New Jersey’s climb out of the Great Recession has been painfully slow compared to neighboring States.  Rather than taking responsibility for this slow growth, Governor Christie has blamed State budget woes on increases on the cost of pension payments, State health benefits and debt service.

In one sense he is correct because increases in these areas will absorb nearly all of the increases in revenues for next year, but of course these are problems of his own making.  It was the Governor himself who pushed through legislation to cut pensions, in exchange for making the actuarially required contributions, and to raise the employee contribution to the State Health Benefit Program, while at the same time cutting taxes for the wealthy and big business.  This year Christie smelled the coffee and dropped his proposal for yet another income tax cut to benefit the wealthy, but that is as far as he will go.  He admits to a certain extent that the State needs to invest in roads and bridges, cleaner energy, education etc. but claims that the money is simply not there.

Is Christie right?

The trademarks of the Christie administration:  Rising college tuition that pushes students into crippling debt, flat or reduced funding that causes increases in class size and the elimination of extra-curricular activities in our public schools, the neglect of our roads, bridges and public transit systems, the reduction of property tax rebates, taken separately or together do NOT make New Jersey a more attractive place to live, or for that matter to conduct business.
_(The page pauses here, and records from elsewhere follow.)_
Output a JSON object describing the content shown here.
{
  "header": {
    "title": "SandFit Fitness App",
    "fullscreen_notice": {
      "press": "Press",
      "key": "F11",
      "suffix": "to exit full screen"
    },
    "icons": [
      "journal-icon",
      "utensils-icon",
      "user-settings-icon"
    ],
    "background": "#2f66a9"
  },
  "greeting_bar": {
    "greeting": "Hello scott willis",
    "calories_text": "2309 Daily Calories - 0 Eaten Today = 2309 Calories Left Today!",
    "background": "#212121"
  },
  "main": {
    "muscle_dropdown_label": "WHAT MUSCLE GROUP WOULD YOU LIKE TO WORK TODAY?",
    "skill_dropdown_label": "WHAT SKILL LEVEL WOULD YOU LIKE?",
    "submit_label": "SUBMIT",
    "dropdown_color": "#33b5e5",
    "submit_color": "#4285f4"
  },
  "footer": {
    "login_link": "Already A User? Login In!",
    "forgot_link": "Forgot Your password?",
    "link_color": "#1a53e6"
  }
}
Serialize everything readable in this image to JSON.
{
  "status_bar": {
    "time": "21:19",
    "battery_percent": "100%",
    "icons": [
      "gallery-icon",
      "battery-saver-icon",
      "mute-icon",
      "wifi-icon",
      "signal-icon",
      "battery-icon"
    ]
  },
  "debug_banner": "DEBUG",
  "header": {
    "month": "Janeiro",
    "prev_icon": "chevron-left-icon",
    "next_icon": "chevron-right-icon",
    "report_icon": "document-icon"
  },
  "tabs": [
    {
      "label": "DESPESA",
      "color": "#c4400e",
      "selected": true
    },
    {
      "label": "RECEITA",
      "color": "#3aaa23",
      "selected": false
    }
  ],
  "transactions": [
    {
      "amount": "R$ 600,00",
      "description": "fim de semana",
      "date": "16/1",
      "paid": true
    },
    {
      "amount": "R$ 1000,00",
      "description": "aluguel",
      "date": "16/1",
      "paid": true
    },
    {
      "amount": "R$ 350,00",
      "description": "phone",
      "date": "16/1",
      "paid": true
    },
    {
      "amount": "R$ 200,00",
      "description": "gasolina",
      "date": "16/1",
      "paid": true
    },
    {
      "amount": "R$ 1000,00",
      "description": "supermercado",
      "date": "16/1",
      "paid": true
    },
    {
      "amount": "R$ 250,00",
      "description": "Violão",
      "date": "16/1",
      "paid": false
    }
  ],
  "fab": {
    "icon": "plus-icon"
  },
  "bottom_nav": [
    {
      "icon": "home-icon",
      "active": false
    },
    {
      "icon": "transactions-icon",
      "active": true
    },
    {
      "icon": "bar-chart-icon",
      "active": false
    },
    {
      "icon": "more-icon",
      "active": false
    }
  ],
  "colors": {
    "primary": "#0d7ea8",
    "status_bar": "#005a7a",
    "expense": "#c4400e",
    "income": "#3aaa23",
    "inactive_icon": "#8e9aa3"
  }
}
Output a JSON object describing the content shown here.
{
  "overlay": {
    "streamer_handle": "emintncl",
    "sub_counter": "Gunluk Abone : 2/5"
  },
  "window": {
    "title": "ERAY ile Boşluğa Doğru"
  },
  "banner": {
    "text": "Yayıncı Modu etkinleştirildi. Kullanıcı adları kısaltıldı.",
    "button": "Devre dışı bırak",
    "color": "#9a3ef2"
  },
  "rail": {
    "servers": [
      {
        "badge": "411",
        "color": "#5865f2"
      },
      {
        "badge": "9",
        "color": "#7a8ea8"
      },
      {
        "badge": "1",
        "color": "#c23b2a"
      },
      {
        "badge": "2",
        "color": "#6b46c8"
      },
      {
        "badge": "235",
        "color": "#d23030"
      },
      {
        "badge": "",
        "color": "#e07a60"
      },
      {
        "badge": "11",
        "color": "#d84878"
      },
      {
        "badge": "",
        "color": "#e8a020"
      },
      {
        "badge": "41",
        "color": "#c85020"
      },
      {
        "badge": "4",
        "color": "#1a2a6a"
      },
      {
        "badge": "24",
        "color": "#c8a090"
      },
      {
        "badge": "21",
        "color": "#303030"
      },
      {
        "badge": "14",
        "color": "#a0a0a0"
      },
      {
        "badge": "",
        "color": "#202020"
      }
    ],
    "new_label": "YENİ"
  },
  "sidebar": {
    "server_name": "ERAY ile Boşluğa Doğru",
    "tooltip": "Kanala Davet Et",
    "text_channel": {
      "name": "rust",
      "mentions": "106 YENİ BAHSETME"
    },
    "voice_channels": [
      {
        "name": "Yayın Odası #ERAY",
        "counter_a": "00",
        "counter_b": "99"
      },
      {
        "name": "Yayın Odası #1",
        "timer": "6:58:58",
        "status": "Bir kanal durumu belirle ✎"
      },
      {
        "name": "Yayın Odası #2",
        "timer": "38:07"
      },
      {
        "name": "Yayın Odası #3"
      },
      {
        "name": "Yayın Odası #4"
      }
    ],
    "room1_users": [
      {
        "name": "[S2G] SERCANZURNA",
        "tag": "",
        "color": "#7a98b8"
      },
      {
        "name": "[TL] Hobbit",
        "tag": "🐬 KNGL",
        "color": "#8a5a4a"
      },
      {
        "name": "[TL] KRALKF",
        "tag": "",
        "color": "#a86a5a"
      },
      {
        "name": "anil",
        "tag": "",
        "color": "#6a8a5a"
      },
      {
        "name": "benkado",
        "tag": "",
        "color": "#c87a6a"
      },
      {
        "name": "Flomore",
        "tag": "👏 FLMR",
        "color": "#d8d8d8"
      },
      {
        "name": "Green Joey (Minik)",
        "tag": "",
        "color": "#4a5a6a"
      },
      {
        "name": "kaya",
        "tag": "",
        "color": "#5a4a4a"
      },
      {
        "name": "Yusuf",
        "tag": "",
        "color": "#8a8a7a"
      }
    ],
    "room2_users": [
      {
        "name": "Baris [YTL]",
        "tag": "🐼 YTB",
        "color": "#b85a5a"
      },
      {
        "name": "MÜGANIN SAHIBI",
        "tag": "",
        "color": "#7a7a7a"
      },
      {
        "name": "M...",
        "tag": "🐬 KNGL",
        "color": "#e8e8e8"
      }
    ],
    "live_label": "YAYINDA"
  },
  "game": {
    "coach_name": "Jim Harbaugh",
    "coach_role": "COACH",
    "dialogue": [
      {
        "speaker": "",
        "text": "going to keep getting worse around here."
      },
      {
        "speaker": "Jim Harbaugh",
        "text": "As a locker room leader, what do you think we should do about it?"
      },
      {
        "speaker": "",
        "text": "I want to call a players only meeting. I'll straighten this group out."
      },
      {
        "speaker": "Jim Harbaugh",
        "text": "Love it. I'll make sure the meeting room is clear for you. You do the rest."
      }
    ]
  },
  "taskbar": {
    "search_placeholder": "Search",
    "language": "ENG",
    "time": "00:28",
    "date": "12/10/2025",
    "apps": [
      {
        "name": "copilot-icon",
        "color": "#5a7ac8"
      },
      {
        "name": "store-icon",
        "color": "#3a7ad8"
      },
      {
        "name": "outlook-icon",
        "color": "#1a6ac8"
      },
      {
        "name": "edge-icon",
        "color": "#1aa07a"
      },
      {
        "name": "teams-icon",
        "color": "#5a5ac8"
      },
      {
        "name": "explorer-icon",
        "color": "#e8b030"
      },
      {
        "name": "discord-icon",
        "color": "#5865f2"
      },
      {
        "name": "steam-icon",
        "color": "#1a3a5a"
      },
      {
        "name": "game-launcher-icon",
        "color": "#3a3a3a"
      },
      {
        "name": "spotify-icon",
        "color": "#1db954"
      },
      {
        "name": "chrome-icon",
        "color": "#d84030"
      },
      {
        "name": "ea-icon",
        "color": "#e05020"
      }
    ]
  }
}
As Gordon MacInnes, President of New Jersey Policy Perspectives, a research institution allied with the Better Choices coalition, wrote in a Star Ledger column, “Instead of  focusing on the assets that made this State a real economic powerhouse—its location, convenient access to New York and Philadelphia, well-educated workforce, great public schools and two globally recognized research universities — New Jersey’s leaders have hammered on the notion that if we just cut taxes, everything will  turn out okay…In fact the only strategies used to spur job creation and stoke an economic recovery for the past four years have been corporate tax cuts and business subsidies.  Neither has worked.”  The truth is that so-called high tax states like California and New York are outperforming New Jersey. 

What the Better Choices coalition advocates is active consideration of new revenue sources, including  raising taxes on millionaires (those with over $400,000 in annual income, presumed to have assets well over one million dollars) and corporations — and by curtailing Christie’s policy of showering business with tax breaks, subsidies and incentives that have clearly not spurred economic growth.   Better Choices seeks to educate the Legislature that if tax increases are linked to essential public investments, voters will support them. 

Better Choices has met with Assembly Budget Chairperson Gary Schaer (D-36) and Senate Budget Chairperson Paul Sarlo (D-36). They both expressed strong opposition to the Governor’s budget priorities and appeared willing to explore additional revenue sources, especially if they were dedicated to a specific purpose. Better Choices followed up with a press conference in Trenton stressing the need to change the conversation about the budget from merely holding the line on austerity to finding ways to invest in our future.  

On a related topic, New Jersey Citizen Action adopted a resolution at it recent convention calling for closing corporate tax loopholes and unnecessary tax breaks to wealthy corporations and for supporting progressive tax policies, including restoration of the Earned Income Tax Credit for low income earners that Governor Christie reduced in 2010. 

The Better Choices for NJ website is under construction, but you can learn more from the New Jersey Working Families website at www.njworkingfamilies.org

We also urge you to contact your State legislators to explain that budget austerity is not the path to prosperity and that progress can be achieved by re-ordering our spending priorities and finding new revenue sources for public higher education and other essential public services.